The New York Times first reported the emerging shape of the plan. It would be aimed at narrowing economic inequality, reduce carbon emissions, and improve American manufacturing, beginning with an infrastructure bill.
The Times cited documents outlining that the proposed package would spend heavily on infrastructure improvements, with nearly $1 trillion in spending alone for roads, bridges, electric vehicles, and more.
The second part of the infrastructure push would be people-focused and spend heavily on education and programs to increase the participation of women in the labor force, including free community college, universal pre-K education, and a national paid leave program. Those elements are targeted at encouraging workers to re-enter the labor force and accelerate the economic recovery.
Many of the plan's details appear to remain highly in flux. "President Biden and his team are considering a range of potential options for how to invest in working families and reform our tax code so it rewards work, not wealth," White House press secretary Jen Psaki said in a statement. "Those conversations are ongoing, so any speculation about future economic proposals is premature and not a reflection of the White House's thinking."
Administration officials say while funding methods are not yet determined, it might be partially paid for with tax increases on the wealthiest Americans. Biden has already indicated that he would include a federal tax hike on high earners in his next big economic package, which would be the biggest tax increase in nearly three decades.
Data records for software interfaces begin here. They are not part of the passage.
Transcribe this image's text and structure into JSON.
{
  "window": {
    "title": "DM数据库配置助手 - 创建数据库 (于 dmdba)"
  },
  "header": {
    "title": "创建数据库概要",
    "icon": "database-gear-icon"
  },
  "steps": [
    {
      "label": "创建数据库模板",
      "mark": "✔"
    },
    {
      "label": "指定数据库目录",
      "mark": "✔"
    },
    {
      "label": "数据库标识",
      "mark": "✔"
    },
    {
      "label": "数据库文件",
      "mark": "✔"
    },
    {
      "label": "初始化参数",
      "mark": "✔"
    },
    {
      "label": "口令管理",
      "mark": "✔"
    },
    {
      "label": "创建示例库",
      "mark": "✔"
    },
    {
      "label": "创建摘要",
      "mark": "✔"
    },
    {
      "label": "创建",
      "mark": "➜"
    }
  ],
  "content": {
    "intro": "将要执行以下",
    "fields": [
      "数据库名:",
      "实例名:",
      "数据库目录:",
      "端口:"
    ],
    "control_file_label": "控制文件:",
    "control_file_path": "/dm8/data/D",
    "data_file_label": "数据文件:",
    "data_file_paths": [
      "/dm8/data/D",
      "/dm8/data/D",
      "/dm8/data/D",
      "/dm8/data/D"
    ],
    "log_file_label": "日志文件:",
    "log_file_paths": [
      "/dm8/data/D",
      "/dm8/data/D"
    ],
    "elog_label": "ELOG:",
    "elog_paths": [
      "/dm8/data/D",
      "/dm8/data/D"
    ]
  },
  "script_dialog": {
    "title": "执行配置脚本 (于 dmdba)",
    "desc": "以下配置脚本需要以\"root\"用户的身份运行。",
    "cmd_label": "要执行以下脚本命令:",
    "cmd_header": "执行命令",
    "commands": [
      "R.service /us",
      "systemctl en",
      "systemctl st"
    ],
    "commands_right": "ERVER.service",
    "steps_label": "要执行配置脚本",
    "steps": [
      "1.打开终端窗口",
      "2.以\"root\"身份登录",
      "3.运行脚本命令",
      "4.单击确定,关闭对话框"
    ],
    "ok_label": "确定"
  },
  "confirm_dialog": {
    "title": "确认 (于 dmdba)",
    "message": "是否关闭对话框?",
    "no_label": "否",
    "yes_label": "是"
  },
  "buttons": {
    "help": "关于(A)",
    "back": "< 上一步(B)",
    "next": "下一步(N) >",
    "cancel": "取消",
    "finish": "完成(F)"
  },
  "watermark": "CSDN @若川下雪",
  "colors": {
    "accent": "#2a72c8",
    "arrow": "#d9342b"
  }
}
Insider's Juliana Kaplan reported Monday that Biden is likely to look at tweaks to the current tax code, instead of a new tax targeting wealth.
But whether Republicans will support one big bill, or a series of legislative pieces, depends largely on funding, and Republican lawmakers have already indicated they will not support a tax hike on the rich.
"I don't think there's going to be any enthusiasm on our side for a tax increase," Senate Minority Leader Mitch McConnell told reporters last week. The Republican opposition to tax increases could prompt Democrats to bypass the GOP using reconciliation, the same tactic used to enact the $1.9 trillion stimulus law, but passing it more piecemeal could win bipartisan approval for certain aspects of the spending.
Groups of lawmakers from both parties have already met with Biden to discuss an upcoming infrastructure bill.
Democrats, like Rep. Peter DeFazio, the chair of the House Transportation and Infrastructure Committee, suggested using reconciliation in a CNBC interview to pass the next bill, but Rep. Sam Graves, ranking member of the House infrastructure panel, said in a statement that it "cannot be a 'my way or the highway' approach like last Congress."
Moderate Democratic Sen. Joe Manchin said in an "Axios on HBO" interview that an infrastructure bill could be as large as $4 trillion if it's funded by tax hikes but that he would not support reconciliation.
"I'm not going to do it through reconciliation," Manchin said. "I am not going to get on a bill that cuts them [Republicans] out completely before we start trying."